Source data:
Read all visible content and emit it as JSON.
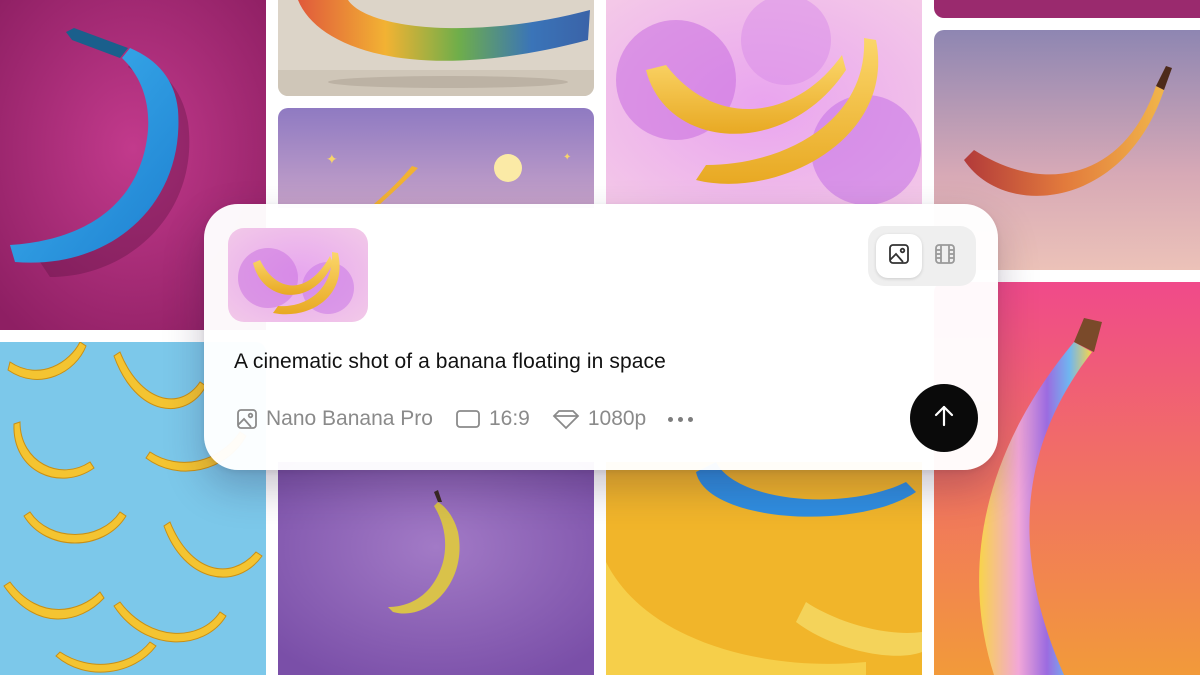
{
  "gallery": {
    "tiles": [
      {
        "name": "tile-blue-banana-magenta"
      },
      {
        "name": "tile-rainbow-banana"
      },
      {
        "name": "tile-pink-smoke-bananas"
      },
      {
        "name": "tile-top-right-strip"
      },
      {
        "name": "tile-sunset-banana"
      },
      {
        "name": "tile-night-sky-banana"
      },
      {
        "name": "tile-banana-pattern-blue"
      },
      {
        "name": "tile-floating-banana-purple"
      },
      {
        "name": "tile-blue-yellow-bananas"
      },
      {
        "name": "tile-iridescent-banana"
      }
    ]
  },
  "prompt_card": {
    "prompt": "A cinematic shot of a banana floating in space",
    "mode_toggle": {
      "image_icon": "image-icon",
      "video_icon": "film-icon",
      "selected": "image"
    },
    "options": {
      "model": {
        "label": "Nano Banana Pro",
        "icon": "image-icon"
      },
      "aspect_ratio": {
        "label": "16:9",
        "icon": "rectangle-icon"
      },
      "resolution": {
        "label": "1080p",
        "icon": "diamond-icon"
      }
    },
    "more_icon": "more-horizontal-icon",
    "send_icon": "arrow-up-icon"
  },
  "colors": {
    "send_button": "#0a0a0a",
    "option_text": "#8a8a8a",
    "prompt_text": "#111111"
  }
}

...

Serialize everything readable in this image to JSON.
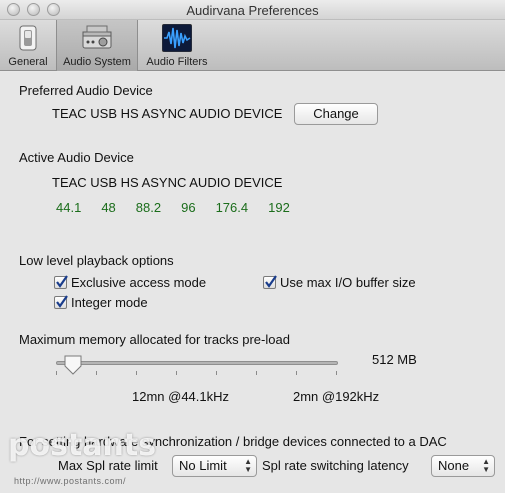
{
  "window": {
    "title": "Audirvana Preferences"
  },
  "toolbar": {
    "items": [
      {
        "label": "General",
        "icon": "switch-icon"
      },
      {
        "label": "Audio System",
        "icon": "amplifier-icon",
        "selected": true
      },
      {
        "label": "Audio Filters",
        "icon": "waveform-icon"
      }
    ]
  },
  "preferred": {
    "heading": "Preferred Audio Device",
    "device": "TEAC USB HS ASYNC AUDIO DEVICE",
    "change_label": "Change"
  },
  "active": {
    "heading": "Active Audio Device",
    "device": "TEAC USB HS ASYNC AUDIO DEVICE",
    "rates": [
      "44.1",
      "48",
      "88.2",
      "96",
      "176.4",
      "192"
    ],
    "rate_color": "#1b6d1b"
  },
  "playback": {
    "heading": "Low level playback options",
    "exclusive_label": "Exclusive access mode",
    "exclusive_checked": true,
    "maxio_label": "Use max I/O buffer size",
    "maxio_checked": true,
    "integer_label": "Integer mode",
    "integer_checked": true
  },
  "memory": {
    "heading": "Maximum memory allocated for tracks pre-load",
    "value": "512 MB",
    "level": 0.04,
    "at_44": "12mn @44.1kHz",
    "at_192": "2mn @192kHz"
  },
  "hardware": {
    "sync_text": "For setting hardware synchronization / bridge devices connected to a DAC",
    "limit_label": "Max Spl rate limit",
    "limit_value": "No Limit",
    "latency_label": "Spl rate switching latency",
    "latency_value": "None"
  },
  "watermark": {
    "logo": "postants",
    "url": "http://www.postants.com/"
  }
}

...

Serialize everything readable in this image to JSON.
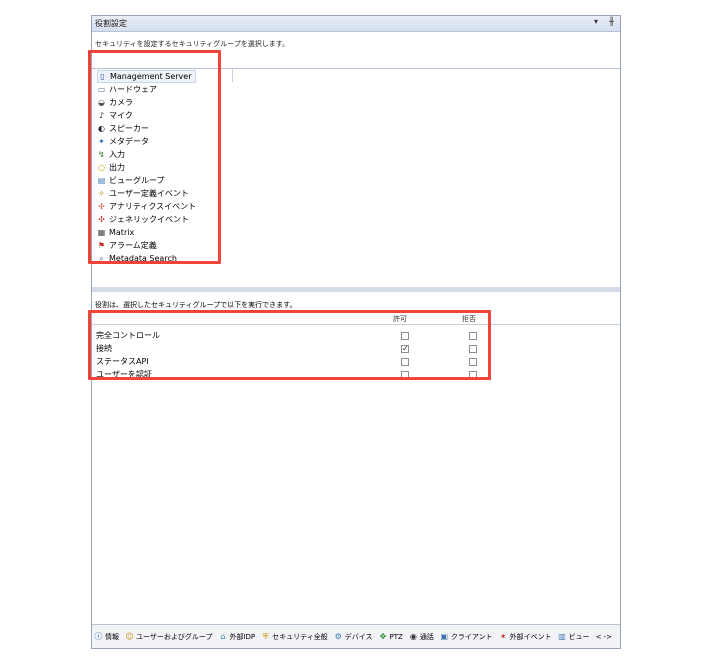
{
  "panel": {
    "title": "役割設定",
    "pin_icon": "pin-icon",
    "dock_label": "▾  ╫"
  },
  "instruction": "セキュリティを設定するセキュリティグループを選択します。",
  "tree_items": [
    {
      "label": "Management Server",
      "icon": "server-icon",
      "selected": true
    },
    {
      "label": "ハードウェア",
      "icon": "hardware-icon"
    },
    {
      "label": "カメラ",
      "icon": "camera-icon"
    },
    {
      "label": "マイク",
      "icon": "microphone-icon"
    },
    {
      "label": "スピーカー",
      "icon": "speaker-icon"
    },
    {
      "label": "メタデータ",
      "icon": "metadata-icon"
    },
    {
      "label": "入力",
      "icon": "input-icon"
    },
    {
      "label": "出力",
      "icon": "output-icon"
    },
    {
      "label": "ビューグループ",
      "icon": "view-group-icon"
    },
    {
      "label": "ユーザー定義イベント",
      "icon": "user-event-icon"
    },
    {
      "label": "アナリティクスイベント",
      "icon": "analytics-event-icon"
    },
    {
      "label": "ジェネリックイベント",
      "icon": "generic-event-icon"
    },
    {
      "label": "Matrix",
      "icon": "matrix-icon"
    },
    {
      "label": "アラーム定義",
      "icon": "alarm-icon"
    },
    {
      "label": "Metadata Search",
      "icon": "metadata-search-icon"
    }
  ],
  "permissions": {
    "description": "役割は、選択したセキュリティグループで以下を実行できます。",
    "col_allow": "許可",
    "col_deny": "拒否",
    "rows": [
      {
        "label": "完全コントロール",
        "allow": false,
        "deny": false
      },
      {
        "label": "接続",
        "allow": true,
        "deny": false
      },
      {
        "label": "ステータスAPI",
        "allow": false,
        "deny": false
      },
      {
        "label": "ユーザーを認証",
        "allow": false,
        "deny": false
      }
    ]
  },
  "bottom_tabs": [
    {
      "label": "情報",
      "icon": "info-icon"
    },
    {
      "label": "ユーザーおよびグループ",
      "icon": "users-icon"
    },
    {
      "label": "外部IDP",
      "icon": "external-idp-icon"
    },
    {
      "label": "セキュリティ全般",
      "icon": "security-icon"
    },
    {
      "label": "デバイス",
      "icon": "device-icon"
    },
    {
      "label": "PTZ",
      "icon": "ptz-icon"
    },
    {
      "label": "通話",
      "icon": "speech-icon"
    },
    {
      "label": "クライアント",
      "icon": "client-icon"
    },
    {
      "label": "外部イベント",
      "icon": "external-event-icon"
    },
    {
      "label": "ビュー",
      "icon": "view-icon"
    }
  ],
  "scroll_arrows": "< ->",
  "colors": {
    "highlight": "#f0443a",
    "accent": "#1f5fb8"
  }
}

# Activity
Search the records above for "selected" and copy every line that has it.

# Result
      "selected": "image"
        "selected": true
      "selected": true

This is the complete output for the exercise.